_TASK DESCRIPTION_
What follows is a set of records. Repeat them word for word.

_DATA FOR THIS TASK_
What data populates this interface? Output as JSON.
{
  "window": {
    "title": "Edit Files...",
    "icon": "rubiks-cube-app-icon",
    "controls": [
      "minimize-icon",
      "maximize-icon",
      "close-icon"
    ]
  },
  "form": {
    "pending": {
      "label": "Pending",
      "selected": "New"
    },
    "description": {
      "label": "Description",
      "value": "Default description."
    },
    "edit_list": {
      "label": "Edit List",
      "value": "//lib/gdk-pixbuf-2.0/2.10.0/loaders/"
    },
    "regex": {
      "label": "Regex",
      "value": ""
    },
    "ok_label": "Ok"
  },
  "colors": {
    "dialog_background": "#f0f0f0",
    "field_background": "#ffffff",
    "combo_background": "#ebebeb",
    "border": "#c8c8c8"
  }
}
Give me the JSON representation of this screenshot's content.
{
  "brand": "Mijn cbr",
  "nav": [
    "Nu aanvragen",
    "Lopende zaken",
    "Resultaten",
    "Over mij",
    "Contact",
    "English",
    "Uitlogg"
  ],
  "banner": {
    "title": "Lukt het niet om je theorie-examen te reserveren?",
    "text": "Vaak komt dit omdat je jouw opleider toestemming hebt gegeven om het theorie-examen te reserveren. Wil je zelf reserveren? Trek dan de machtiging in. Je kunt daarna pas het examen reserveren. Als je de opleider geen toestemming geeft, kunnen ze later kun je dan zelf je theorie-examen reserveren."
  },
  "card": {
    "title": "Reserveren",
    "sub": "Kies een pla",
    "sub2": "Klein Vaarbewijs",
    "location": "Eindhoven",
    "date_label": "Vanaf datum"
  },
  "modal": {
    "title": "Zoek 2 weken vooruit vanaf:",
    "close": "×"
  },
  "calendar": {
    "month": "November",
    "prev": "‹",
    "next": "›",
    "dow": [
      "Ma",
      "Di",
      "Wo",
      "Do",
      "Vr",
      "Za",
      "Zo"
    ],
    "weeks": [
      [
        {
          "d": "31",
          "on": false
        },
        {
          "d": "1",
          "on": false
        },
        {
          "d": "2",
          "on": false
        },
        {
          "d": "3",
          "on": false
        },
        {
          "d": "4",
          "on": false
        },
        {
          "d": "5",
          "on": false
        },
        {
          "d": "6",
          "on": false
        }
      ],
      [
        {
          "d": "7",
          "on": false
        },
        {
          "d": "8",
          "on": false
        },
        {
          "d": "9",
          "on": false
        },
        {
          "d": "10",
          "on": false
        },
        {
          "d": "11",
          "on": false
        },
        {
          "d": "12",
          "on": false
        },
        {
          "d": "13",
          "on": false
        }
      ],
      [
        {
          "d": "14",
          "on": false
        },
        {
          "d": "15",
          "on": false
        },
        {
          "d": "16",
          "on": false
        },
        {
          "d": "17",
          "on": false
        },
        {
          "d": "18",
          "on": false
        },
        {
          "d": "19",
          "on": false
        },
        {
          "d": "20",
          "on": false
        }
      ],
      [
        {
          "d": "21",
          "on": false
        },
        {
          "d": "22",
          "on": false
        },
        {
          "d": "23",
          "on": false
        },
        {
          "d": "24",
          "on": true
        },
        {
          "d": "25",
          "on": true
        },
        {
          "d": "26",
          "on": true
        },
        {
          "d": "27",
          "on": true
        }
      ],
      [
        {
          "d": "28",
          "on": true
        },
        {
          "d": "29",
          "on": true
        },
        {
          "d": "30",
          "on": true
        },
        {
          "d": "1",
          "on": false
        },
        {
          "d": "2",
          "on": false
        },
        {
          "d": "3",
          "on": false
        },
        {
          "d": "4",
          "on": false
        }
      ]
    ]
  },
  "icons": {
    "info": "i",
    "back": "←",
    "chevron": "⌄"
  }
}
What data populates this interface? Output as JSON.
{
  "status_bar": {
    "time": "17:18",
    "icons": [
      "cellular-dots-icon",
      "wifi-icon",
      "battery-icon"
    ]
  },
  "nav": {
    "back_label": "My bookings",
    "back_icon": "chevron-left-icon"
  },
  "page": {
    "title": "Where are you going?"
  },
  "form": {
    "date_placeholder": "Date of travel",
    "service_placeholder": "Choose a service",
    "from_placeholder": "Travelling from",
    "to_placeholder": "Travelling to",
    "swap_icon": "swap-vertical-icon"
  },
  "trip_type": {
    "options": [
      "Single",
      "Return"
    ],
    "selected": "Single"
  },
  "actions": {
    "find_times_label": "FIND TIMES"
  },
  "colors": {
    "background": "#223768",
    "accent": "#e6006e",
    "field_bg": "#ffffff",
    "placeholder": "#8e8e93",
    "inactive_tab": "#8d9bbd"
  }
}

_RESPONSE AREA_
What data populates this interface? Output as JSON.
{
  "window": {
    "title": "Edit Files...",
    "icon": "rubiks-cube-app-icon",
    "controls": [
      "minimize-icon",
      "maximize-icon",
      "close-icon"
    ]
  },
  "form": {
    "pending": {
      "label": "Pending",
      "selected": "New"
    },
    "description": {
      "label": "Description",
      "value": "Default description."
    },
    "edit_list": {
      "label": "Edit List",
      "value": "//lib/gdk-pixbuf-2.0/2.10.0/loaders/"
    },
    "regex": {
      "label": "Regex",
      "value": ""
    },
    "ok_label": "Ok"
  },
  "colors": {
    "dialog_background": "#f0f0f0",
    "field_background": "#ffffff",
    "combo_background": "#ebebeb",
    "border": "#c8c8c8"
  }
}
Give me the JSON representation of this screenshot's content.
{
  "brand": "Mijn cbr",
  "nav": [
    "Nu aanvragen",
    "Lopende zaken",
    "Resultaten",
    "Over mij",
    "Contact",
    "English",
    "Uitlogg"
  ],
  "banner": {
    "title": "Lukt het niet om je theorie-examen te reserveren?",
    "text": "Vaak komt dit omdat je jouw opleider toestemming hebt gegeven om het theorie-examen te reserveren. Wil je zelf reserveren? Trek dan de machtiging in. Je kunt daarna pas het examen reserveren. Als je de opleider geen toestemming geeft, kunnen ze later kun je dan zelf je theorie-examen reserveren."
  },
  "card": {
    "title": "Reserveren",
    "sub": "Kies een pla",
    "sub2": "Klein Vaarbewijs",
    "location": "Eindhoven",
    "date_label": "Vanaf datum"
  },
  "modal": {
    "title": "Zoek 2 weken vooruit vanaf:",
    "close": "×"
  },
  "calendar": {
    "month": "November",
    "prev": "‹",
    "next": "›",
    "dow": [
      "Ma",
      "Di",
      "Wo",
      "Do",
      "Vr",
      "Za",
      "Zo"
    ],
    "weeks": [
      [
        {
          "d": "31",
          "on": false
        },
        {
          "d": "1",
          "on": false
        },
        {
          "d": "2",
          "on": false
        },
        {
          "d": "3",
          "on": false
        },
        {
          "d": "4",
          "on": false
        },
        {
          "d": "5",
          "on": false
        },
        {
          "d": "6",
          "on": false
        }
      ],
      [
        {
          "d": "7",
          "on": false
        },
        {
          "d": "8",
          "on": false
        },
        {
          "d": "9",
          "on": false
        },
        {
          "d": "10",
          "on": false
        },
        {
          "d": "11",
          "on": false
        },
        {
          "d": "12",
          "on": false
        },
        {
          "d": "13",
          "on": false
        }
      ],
      [
        {
          "d": "14",
          "on": false
        },
        {
          "d": "15",
          "on": false
        },
        {
          "d": "16",
          "on": false
        },
        {
          "d": "17",
          "on": false
        },
        {
          "d": "18",
          "on": false
        },
        {
          "d": "19",
          "on": false
        },
        {
          "d": "20",
          "on": false
        }
      ],
      [
        {
          "d": "21",
          "on": false
        },
        {
          "d": "22",
          "on": false
        },
        {
          "d": "23",
          "on": false
        },
        {
          "d": "24",
          "on": true
        },
        {
          "d": "25",
          "on": true
        },
        {
          "d": "26",
          "on": true
        },
        {
          "d": "27",
          "on": true
        }
      ],
      [
        {
          "d": "28",
          "on": true
        },
        {
          "d": "29",
          "on": true
        },
        {
          "d": "30",
          "on": true
        },
        {
          "d": "1",
          "on": false
        },
        {
          "d": "2",
          "on": false
        },
        {
          "d": "3",
          "on": false
        },
        {
          "d": "4",
          "on": false
        }
      ]
    ]
  },
  "icons": {
    "info": "i",
    "back": "←",
    "chevron": "⌄"
  }
}
What data populates this interface? Output as JSON.
{
  "status_bar": {
    "time": "17:18",
    "icons": [
      "cellular-dots-icon",
      "wifi-icon",
      "battery-icon"
    ]
  },
  "nav": {
    "back_label": "My bookings",
    "back_icon": "chevron-left-icon"
  },
  "page": {
    "title": "Where are you going?"
  },
  "form": {
    "date_placeholder": "Date of travel",
    "service_placeholder": "Choose a service",
    "from_placeholder": "Travelling from",
    "to_placeholder": "Travelling to",
    "swap_icon": "swap-vertical-icon"
  },
  "trip_type": {
    "options": [
      "Single",
      "Return"
    ],
    "selected": "Single"
  },
  "actions": {
    "find_times_label": "FIND TIMES"
  },
  "colors": {
    "background": "#223768",
    "accent": "#e6006e",
    "field_bg": "#ffffff",
    "placeholder": "#8e8e93",
    "inactive_tab": "#8d9bbd"
  }
}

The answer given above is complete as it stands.